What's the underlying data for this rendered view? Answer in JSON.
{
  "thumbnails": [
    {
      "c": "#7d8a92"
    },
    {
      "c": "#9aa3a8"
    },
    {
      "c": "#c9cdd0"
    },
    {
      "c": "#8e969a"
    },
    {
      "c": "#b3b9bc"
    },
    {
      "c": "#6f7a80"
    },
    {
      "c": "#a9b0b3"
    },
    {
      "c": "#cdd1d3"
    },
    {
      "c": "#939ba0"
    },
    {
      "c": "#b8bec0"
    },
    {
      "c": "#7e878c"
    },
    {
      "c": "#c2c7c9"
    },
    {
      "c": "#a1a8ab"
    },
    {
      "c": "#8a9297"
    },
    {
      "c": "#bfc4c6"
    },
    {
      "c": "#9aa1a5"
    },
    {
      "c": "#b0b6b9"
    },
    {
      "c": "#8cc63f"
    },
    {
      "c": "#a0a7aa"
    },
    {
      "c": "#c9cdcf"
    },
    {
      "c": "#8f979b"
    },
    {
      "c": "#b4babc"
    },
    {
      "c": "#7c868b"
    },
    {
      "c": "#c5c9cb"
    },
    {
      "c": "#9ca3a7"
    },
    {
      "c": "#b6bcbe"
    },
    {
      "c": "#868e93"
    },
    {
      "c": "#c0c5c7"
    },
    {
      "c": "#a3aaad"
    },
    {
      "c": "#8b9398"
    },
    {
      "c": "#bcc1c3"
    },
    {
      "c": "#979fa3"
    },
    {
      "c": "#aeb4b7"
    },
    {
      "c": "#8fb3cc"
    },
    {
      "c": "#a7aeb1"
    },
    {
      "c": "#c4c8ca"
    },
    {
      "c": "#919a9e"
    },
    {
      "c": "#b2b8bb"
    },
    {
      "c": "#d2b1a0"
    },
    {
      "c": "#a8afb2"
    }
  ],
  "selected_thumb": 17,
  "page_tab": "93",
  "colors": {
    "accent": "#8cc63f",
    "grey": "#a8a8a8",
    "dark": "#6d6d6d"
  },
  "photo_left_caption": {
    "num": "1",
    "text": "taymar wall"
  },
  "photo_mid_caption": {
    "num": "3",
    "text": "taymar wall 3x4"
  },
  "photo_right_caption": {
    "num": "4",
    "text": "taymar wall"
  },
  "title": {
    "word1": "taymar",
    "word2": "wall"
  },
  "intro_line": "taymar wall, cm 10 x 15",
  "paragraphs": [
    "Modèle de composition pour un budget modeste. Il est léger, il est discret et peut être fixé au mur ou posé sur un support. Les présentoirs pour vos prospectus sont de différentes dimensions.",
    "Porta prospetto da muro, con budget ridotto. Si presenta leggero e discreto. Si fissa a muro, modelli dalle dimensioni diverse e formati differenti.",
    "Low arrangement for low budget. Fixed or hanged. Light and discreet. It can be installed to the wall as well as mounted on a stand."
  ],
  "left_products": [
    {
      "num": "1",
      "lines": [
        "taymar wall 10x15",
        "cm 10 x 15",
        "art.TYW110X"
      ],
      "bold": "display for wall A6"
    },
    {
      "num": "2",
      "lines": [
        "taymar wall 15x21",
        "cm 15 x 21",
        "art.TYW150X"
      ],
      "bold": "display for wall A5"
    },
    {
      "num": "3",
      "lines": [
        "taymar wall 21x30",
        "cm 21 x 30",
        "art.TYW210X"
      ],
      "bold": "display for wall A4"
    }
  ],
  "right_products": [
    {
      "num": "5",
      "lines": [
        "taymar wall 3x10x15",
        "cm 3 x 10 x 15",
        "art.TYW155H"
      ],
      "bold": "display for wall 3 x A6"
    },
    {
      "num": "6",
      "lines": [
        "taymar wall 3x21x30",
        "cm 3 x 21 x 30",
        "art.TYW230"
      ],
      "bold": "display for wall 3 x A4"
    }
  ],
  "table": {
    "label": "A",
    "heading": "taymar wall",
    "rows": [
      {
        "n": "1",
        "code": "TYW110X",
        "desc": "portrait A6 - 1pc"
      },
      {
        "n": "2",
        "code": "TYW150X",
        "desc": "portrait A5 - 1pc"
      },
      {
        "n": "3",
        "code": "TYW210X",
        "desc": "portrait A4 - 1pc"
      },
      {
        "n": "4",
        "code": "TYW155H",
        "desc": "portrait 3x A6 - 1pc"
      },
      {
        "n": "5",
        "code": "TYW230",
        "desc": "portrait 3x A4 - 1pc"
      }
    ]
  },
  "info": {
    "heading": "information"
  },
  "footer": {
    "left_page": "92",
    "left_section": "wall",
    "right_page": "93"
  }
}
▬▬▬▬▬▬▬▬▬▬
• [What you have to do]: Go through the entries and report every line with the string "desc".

• [Completed exercise]:
        "desc": "portrait A6 - 1pc"
        "desc": "portrait A5 - 1pc"
        "desc": "portrait A4 - 1pc"
        "desc": "portrait 3x A6 - 1pc"
        "desc": "portrait 3x A4 - 1pc"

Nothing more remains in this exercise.